The study was conducted by researchers at McMaster University in Canada. A previous study showed men also gained muscle mass and lost more fat by drinking milk after exercising.

The researchers say the combination of calcium, high quality protein, and vitamin D in the milk may be responsible for the changes, but more study is needed.

Medicine & Science in Sport & Exercise, June 2010

 

Advertisement


 

Bookmark and Share | Print | Category | Home

This article originally posted 08 June, 2010 and appeared in  DietPhysical ActivityIssue 525

Past five issues: Issue 778 | Diabetes Clinical Mastery Series Issue 237 | GLP-1 Special Editions April 2015 | Issue 777 | Diabetes Clinical Mastery Series Issue 236 |

2015 Most Popular Articles:
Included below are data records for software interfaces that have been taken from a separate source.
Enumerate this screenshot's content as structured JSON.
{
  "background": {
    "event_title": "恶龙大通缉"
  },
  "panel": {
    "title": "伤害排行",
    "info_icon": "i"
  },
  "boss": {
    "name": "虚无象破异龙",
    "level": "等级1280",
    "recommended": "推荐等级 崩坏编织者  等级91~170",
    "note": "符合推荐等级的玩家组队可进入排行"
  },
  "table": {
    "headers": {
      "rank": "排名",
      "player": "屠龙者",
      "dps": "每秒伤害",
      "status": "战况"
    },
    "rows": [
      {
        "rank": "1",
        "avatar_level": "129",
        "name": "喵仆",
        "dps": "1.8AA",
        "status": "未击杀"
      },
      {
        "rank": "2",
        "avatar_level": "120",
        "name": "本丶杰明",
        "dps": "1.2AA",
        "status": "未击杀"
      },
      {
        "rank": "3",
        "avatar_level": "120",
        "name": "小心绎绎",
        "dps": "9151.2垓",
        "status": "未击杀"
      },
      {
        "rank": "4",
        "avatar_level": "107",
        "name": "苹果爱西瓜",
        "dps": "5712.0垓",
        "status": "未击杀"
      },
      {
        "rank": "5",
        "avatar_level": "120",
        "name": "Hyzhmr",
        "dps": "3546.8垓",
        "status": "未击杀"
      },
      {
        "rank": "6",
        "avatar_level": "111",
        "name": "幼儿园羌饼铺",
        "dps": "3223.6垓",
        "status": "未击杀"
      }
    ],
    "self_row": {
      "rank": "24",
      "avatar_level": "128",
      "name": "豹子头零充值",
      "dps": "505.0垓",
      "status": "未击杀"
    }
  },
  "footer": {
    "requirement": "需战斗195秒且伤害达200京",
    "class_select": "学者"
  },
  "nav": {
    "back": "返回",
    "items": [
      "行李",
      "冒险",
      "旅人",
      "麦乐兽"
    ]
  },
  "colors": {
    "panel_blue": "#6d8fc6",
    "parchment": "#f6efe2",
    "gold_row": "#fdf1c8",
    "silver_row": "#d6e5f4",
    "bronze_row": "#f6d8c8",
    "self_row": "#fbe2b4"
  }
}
A Potential New Type 2 Diabetes Indicator
Posted April 02, 2015
Glyburide Used for Gestational Diabetes May Increase Risk of Birth Complications
Posted April 02, 2015
A Third Treatment Option in Uncontrolled Type 2 Diabetes
Posted April 02, 2015
Gastric Electrical Stimulation an Alternative to Insulin Injections?
Posted April 02, 2015
A Novel Scale May Indicate Glycemic Progression to Type 1 Diabetes
Posted April 02, 2015
Women Retain Insulin Sensitivity Better than Men
Posted April 02, 2015
Artificial Pancreas Software Algorithm Receives Approval in Europe
Posted April 02, 2015
Glycemic Control and Medications in T2DM Elderly with Dementia
Posted April 02, 2015
HbA1c and OGTT Performance in Prediabetic Obese Adolescents
Posted April 02, 2015
Type 2 Diabetes and Other Diseases Risk Related to Increase in Artificial Light?
Posted April 02, 2015
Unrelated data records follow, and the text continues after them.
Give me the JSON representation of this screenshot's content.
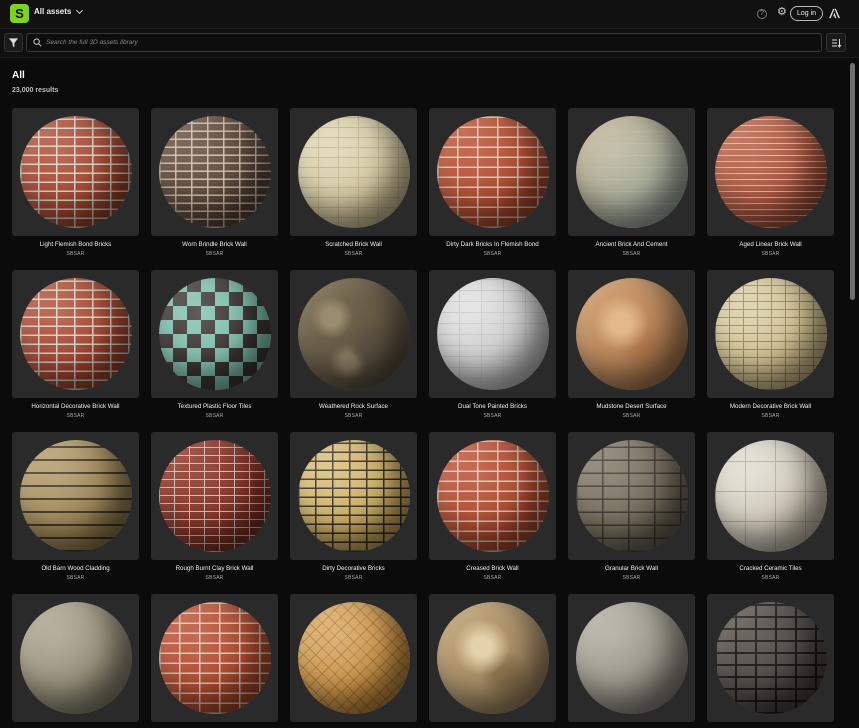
{
  "header": {
    "logo_letter": "S",
    "assets_menu_label": "All assets",
    "help_glyph": "?",
    "login_label": "Log in"
  },
  "search": {
    "placeholder": "Search the full 3D assets library"
  },
  "page": {
    "title": "All",
    "results": "23,000 results"
  },
  "colors": {
    "brand": "#7ed321",
    "background": "#0b0b0b",
    "card": "#2a2a2a"
  },
  "assets": [
    {
      "title": "Light Flemish Bond Bricks",
      "author": "SBSAR"
    },
    {
      "title": "Worn Brindle Brick Wall",
      "author": "SBSAR"
    },
    {
      "title": "Scratched Brick Wall",
      "author": "SBSAR"
    },
    {
      "title": "Dirty Dark Bricks In Flemish Bond",
      "author": "SBSAR"
    },
    {
      "title": "Ancient Brick And Cement",
      "author": "SBSAR"
    },
    {
      "title": "Aged Linear Brick Wall",
      "author": "SBSAR"
    },
    {
      "title": "Horizontal Decorative Brick Wall",
      "author": "SBSAR"
    },
    {
      "title": "Textured Plastic Floor Tiles",
      "author": "SBSAR"
    },
    {
      "title": "Weathered Rock Surface",
      "author": "SBSAR"
    },
    {
      "title": "Dual Tone Painted Bricks",
      "author": "SBSAR"
    },
    {
      "title": "Mudstone Desert Surface",
      "author": "SBSAR"
    },
    {
      "title": "Modern Decorative Brick Wall",
      "author": "SBSAR"
    },
    {
      "title": "Old Barn Wood Cladding",
      "author": "SBSAR"
    },
    {
      "title": "Rough Burnt Clay Brick Wall",
      "author": "SBSAR"
    },
    {
      "title": "Dirty Decorative Bricks",
      "author": "SBSAR"
    },
    {
      "title": "Creased Brick Wall",
      "author": "SBSAR"
    },
    {
      "title": "Granular Brick Wall",
      "author": "SBSAR"
    },
    {
      "title": "Cracked Ceramic Tiles",
      "author": "SBSAR"
    },
    {
      "title": "",
      "author": ""
    },
    {
      "title": "",
      "author": ""
    },
    {
      "title": "",
      "author": ""
    },
    {
      "title": "",
      "author": ""
    },
    {
      "title": "",
      "author": ""
    },
    {
      "title": "",
      "author": ""
    }
  ]
}
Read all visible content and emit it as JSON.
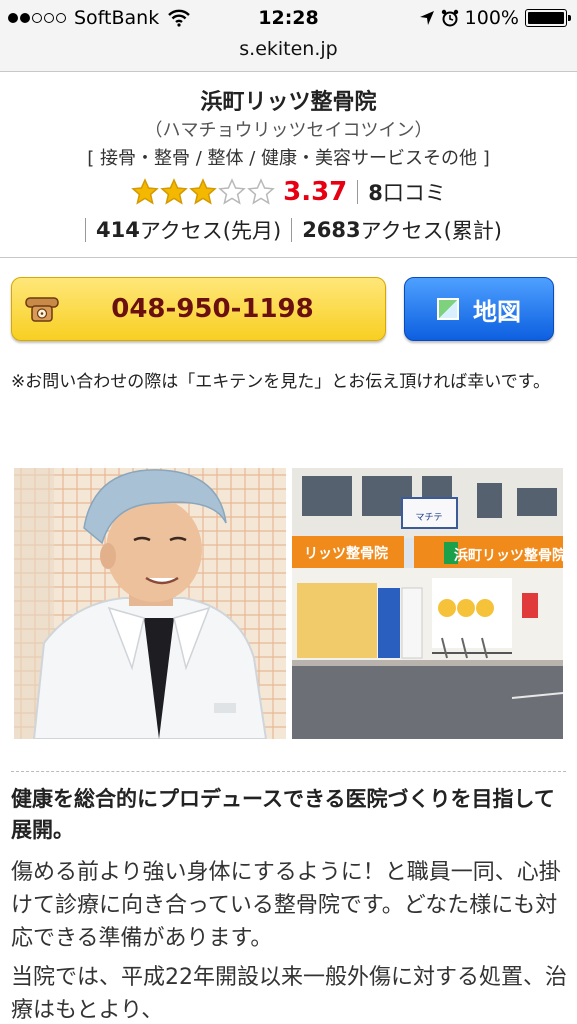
{
  "status_bar": {
    "carrier": "SoftBank",
    "time": "12:28",
    "battery": "100%",
    "signal_bars": 2,
    "icons": [
      "wifi-icon",
      "location-arrow-icon",
      "alarm-clock-icon",
      "battery-icon"
    ]
  },
  "url_bar": {
    "domain": "s.ekiten.jp"
  },
  "shop": {
    "name": "浜町リッツ整骨院",
    "kana": "（ハマチョウリッツセイコツイン）",
    "categories": "[ 接骨・整骨 / 整体 / 健康・美容サービスその他 ]",
    "rating": {
      "stars_filled": 3,
      "stars_total": 5,
      "score": "3.37"
    },
    "reviews_count": "8",
    "reviews_label": "口コミ",
    "access_last_month": "414",
    "access_last_month_label": "アクセス(先月)",
    "access_total": "2683",
    "access_total_label": "アクセス(累計)"
  },
  "buttons": {
    "tel_number": "048-950-1198",
    "map_label": "地図"
  },
  "notice": "※お問い合わせの際は「エキテンを見た」とお伝え頂ければ幸いです。",
  "photos": {
    "photo1_name": "staff-photo",
    "photo2_name": "clinic-exterior-photo",
    "storefront_sign": "浜町リッツ整骨院",
    "storefront_sign_left": "リッツ整骨院",
    "bldg_sign": "マチテ"
  },
  "description": {
    "title": "健康を総合的にプロデュースできる医院づくりを目指して展開。",
    "body": "傷める前より強い身体にするように！と職員一同、心掛けて診療に向き合っている整骨院です。どなた様にも対応できる準備があります。",
    "body2": "当院では、平成22年開設以来一般外傷に対する処置、治療はもとより、"
  },
  "colors": {
    "tel_button": "#f8cf22",
    "map_button": "#0d5fe0",
    "score": "#e60012",
    "star": "#f5b800"
  }
}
Browse by Feature Writer & Article Category.
A. Lee Dellon, MD | Aaron I. Vinik, MD, PhD, FCP, MACP | Beverly Price | Charles W Martin, DD | Derek Lowe, PhD | Dr. Brian Jakes, Jr. | Dr. Fred Pescatore | Dr. Tom Burke, Ph.D | Eric S. Freedland | Evan D. Rosen | Ginger Kanzer-Lewis | Greg Milliger | Kristina Sandstedt | Laura Plunkett | Leonard Lipson, M.A. | Louis H. Philipson | Maria Emanuel Ryan, DDS, PhD | Marilyn Porter, RD, CDE | Melissa Diane Smith | Michael R. Cohen, RPh, MS, ScD, FASHP | Paul Chous, M.A., OD | Philip A. Wood PhD | R. Keith Campbell, Professor, B.Pharm, MBA, CDE | Richard K. Bernstein, MD | Sheri R. Colberg PhD | Sherri Shafer | Stanley Schwartz, MD, FACP, FACE | Steve Pohlit | Steven V. Edelman, M.D. | Timothy S. Hollingshead |

Cast Your Vote
What percent of your patients have reached their A1c target?
CME/CE of the Week
Category: Nutrition
CE Credits: .75
Search Articles On Diabetes In Control